The mechanism by which Lipiodol improves lymphatic leakage has been thought to involve a local inflammatory and granulomatous process that obstructs the lymphatic outflow, combined with mechanical occlusion due to Lipiodol’s high viscosity.3 If successful, the drainage decreases immediately postprocedure3 and completely resolves within 2 weeks.2 Standard complications of lymphangiography include contrast allergy, access site hematoma, or infection. Lipiodol injection can cause cardiovascular or pulmonary complications, the most frequent of which is pulmonary oil embolism, which can be mitigated by infusing less than 20 mL of Lipiodol.4 Lymphangiogram would only be effective for a lymphatic leak; sclerosis is ineffective due to the lack of a true epithelial lining. Other causes of perinephric fluid collections, including seroma or urine leak, should be evaluated and ruled-out prior to proceeding with a lymphangiogram. Limitations to this technique include having an inadequate lymph node for nodal access, Lipiodol extravasation from the lymph node into the venous system, and a lymphatic leak originating from the renal graft, which would not be visualized with an injection of recipient lymph node.

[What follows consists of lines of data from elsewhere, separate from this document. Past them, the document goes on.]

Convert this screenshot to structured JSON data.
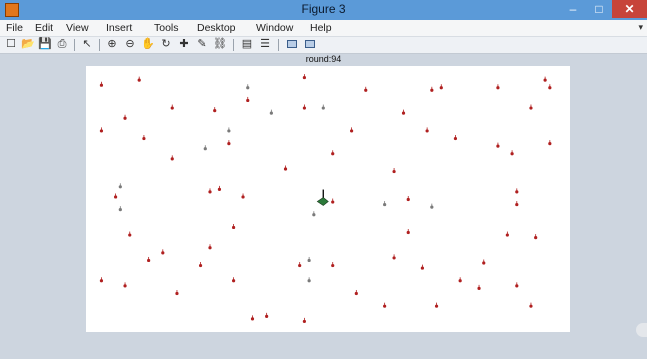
{
  "window": {
    "title": "Figure 3",
    "minimize_glyph": "–",
    "maximize_glyph": "□",
    "close_glyph": "✕"
  },
  "menu": {
    "items": [
      "File",
      "Edit",
      "View",
      "Insert",
      "Tools",
      "Desktop",
      "Window",
      "Help"
    ],
    "overflow_glyph": "▾"
  },
  "toolbar": {
    "buttons": [
      {
        "name": "new-figure-icon",
        "glyph": "☐"
      },
      {
        "name": "open-file-icon",
        "glyph": "📂"
      },
      {
        "name": "save-icon",
        "glyph": "💾"
      },
      {
        "name": "print-icon",
        "glyph": "⎙"
      },
      {
        "name": "pointer-icon",
        "glyph": "↖"
      },
      {
        "name": "zoom-in-icon",
        "glyph": "⊕"
      },
      {
        "name": "zoom-out-icon",
        "glyph": "⊖"
      },
      {
        "name": "pan-icon",
        "glyph": "✋"
      },
      {
        "name": "rotate-3d-icon",
        "glyph": "↻"
      },
      {
        "name": "data-cursor-icon",
        "glyph": "✚"
      },
      {
        "name": "brush-icon",
        "glyph": "✎"
      },
      {
        "name": "link-icon",
        "glyph": "⛓"
      },
      {
        "name": "colorbar-icon",
        "glyph": "▤"
      },
      {
        "name": "legend-icon",
        "glyph": "☰"
      },
      {
        "name": "hide-plot-tools-icon",
        "glyph": "▭"
      },
      {
        "name": "show-plot-tools-icon",
        "glyph": "▣"
      }
    ]
  },
  "plot": {
    "title": "round:94"
  },
  "chart_data": {
    "type": "scatter",
    "title": "round:94",
    "xlim": [
      0,
      100
    ],
    "ylim": [
      0,
      100
    ],
    "grid": false,
    "marker_color_alive": "#b02020",
    "marker_color_dim": "#7a7a7a",
    "base_station_color": "#2c7a3a",
    "base_station": {
      "x": 49,
      "y": 49
    },
    "points": [
      {
        "x": 2,
        "y": 95,
        "dim": false
      },
      {
        "x": 10,
        "y": 97,
        "dim": false
      },
      {
        "x": 33,
        "y": 94,
        "dim": true
      },
      {
        "x": 45,
        "y": 98,
        "dim": false
      },
      {
        "x": 58,
        "y": 93,
        "dim": false
      },
      {
        "x": 72,
        "y": 93,
        "dim": false
      },
      {
        "x": 74,
        "y": 94,
        "dim": false
      },
      {
        "x": 86,
        "y": 94,
        "dim": false
      },
      {
        "x": 96,
        "y": 97,
        "dim": false
      },
      {
        "x": 97,
        "y": 94,
        "dim": false
      },
      {
        "x": 33,
        "y": 89,
        "dim": false
      },
      {
        "x": 7,
        "y": 82,
        "dim": false
      },
      {
        "x": 17,
        "y": 86,
        "dim": false
      },
      {
        "x": 26,
        "y": 85,
        "dim": false
      },
      {
        "x": 38,
        "y": 84,
        "dim": true
      },
      {
        "x": 45,
        "y": 86,
        "dim": false
      },
      {
        "x": 49,
        "y": 86,
        "dim": true
      },
      {
        "x": 66,
        "y": 84,
        "dim": false
      },
      {
        "x": 93,
        "y": 86,
        "dim": false
      },
      {
        "x": 2,
        "y": 77,
        "dim": false
      },
      {
        "x": 11,
        "y": 74,
        "dim": false
      },
      {
        "x": 29,
        "y": 77,
        "dim": true
      },
      {
        "x": 55,
        "y": 77,
        "dim": false
      },
      {
        "x": 71,
        "y": 77,
        "dim": false
      },
      {
        "x": 77,
        "y": 74,
        "dim": false
      },
      {
        "x": 86,
        "y": 71,
        "dim": false
      },
      {
        "x": 89,
        "y": 68,
        "dim": false
      },
      {
        "x": 97,
        "y": 72,
        "dim": false
      },
      {
        "x": 24,
        "y": 70,
        "dim": true
      },
      {
        "x": 29,
        "y": 72,
        "dim": false
      },
      {
        "x": 17,
        "y": 66,
        "dim": false
      },
      {
        "x": 51,
        "y": 68,
        "dim": false
      },
      {
        "x": 41,
        "y": 62,
        "dim": false
      },
      {
        "x": 64,
        "y": 61,
        "dim": false
      },
      {
        "x": 6,
        "y": 55,
        "dim": true
      },
      {
        "x": 5,
        "y": 51,
        "dim": false
      },
      {
        "x": 25,
        "y": 53,
        "dim": false
      },
      {
        "x": 27,
        "y": 54,
        "dim": false
      },
      {
        "x": 32,
        "y": 51,
        "dim": false
      },
      {
        "x": 51,
        "y": 49,
        "dim": false
      },
      {
        "x": 62,
        "y": 48,
        "dim": true
      },
      {
        "x": 67,
        "y": 50,
        "dim": false
      },
      {
        "x": 72,
        "y": 47,
        "dim": true
      },
      {
        "x": 90,
        "y": 53,
        "dim": false
      },
      {
        "x": 90,
        "y": 48,
        "dim": false
      },
      {
        "x": 6,
        "y": 46,
        "dim": true
      },
      {
        "x": 47,
        "y": 44,
        "dim": true
      },
      {
        "x": 30,
        "y": 39,
        "dim": false
      },
      {
        "x": 8,
        "y": 36,
        "dim": false
      },
      {
        "x": 67,
        "y": 37,
        "dim": false
      },
      {
        "x": 88,
        "y": 36,
        "dim": false
      },
      {
        "x": 94,
        "y": 35,
        "dim": false
      },
      {
        "x": 25,
        "y": 31,
        "dim": false
      },
      {
        "x": 15,
        "y": 29,
        "dim": false
      },
      {
        "x": 12,
        "y": 26,
        "dim": false
      },
      {
        "x": 23,
        "y": 24,
        "dim": false
      },
      {
        "x": 44,
        "y": 24,
        "dim": false
      },
      {
        "x": 46,
        "y": 26,
        "dim": true
      },
      {
        "x": 51,
        "y": 24,
        "dim": false
      },
      {
        "x": 64,
        "y": 27,
        "dim": false
      },
      {
        "x": 70,
        "y": 23,
        "dim": false
      },
      {
        "x": 83,
        "y": 25,
        "dim": false
      },
      {
        "x": 2,
        "y": 18,
        "dim": false
      },
      {
        "x": 7,
        "y": 16,
        "dim": false
      },
      {
        "x": 30,
        "y": 18,
        "dim": false
      },
      {
        "x": 46,
        "y": 18,
        "dim": true
      },
      {
        "x": 78,
        "y": 18,
        "dim": false
      },
      {
        "x": 82,
        "y": 15,
        "dim": false
      },
      {
        "x": 90,
        "y": 16,
        "dim": false
      },
      {
        "x": 18,
        "y": 13,
        "dim": false
      },
      {
        "x": 56,
        "y": 13,
        "dim": false
      },
      {
        "x": 62,
        "y": 8,
        "dim": false
      },
      {
        "x": 73,
        "y": 8,
        "dim": false
      },
      {
        "x": 93,
        "y": 8,
        "dim": false
      },
      {
        "x": 34,
        "y": 3,
        "dim": false
      },
      {
        "x": 37,
        "y": 4,
        "dim": false
      },
      {
        "x": 45,
        "y": 2,
        "dim": false
      }
    ]
  }
}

Our novel use of lymphangiography with Lipiodol was effective in the treatment of a persistent lymphocele after kidney transplant. This technique was well-tolerated and offered a good option for a complex lymph leak that did not respond to conventional treatment. Further studies are required to compare its efficacy with other standard methods, including sclerotherapy and laparoscopic peritoneal fenestration, as the primary treatment modality.
Volume : 20
Issue : 8
Pages : 768 - 770
DOI : 10.6002/ect.2021.0156
From the 1Department of Surgery, Lenox Hill Hospital, Northwell Health, New York City; the 2Department of Interventional Radiology, North Shore University Hospital, Northwell Health, Manhasset, New York; and the 3Department of Transplant Surgery, North Shore University Hospital, Northwell Health, Manhasset, New York, USA
Acknowledgements: The authors have not received any funding or grants in support of the presented research or for the preparation of this work and have no declarations of potential conflicts of interest.
Corresponding author: Lawrence Lau, Department of Transplant Surgery, North Shore University Hospital, 300 Community Drive, Manhasset, NY 11030, USA
Figure 1. Radiological Images of Therapeutic Lymphangiography
Table 1. Proposed Indications, Contraindications, and Methodology for Lymphangiography